== THE RECORDS ==
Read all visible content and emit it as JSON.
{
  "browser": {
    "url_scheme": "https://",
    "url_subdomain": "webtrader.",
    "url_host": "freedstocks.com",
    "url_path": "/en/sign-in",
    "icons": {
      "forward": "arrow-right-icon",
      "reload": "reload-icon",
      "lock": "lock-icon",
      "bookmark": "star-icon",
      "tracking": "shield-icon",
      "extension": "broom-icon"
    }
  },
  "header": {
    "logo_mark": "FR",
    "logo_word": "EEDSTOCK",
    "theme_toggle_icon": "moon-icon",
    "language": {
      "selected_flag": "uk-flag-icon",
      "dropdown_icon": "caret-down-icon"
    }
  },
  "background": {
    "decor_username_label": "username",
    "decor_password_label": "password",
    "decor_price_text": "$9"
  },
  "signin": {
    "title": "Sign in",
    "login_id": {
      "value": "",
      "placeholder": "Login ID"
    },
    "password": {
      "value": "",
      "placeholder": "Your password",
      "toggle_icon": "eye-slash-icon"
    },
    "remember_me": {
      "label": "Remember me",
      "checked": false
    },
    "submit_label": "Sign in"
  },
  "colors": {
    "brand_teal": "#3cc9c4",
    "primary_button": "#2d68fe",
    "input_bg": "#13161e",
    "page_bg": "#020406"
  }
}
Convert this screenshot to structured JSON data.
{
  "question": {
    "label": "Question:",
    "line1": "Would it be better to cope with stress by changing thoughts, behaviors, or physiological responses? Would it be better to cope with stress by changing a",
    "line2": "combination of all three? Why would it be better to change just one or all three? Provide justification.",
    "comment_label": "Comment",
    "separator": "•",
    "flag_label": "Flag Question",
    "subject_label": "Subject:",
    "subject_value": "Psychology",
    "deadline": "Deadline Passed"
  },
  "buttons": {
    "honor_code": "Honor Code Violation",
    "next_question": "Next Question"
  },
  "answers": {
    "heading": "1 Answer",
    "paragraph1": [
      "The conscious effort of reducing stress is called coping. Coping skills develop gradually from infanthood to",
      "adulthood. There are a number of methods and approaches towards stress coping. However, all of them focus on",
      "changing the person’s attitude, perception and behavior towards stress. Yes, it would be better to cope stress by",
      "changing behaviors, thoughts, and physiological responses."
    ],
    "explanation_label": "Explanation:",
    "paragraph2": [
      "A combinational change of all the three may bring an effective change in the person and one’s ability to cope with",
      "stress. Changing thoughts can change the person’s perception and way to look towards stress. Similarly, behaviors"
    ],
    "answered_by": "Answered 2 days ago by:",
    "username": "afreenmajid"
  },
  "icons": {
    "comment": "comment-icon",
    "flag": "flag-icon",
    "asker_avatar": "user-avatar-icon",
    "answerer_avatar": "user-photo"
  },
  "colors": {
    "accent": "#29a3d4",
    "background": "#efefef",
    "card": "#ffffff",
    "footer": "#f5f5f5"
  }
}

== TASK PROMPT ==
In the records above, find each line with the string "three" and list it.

== ANSWER FOR THIS EXERCISE ==
    "line2": "combination of all three? Why would it be better to change just one or all three? Provide justification.",
      "A combinational change of all the three may bring an effective change in the person and one’s ability to cope with",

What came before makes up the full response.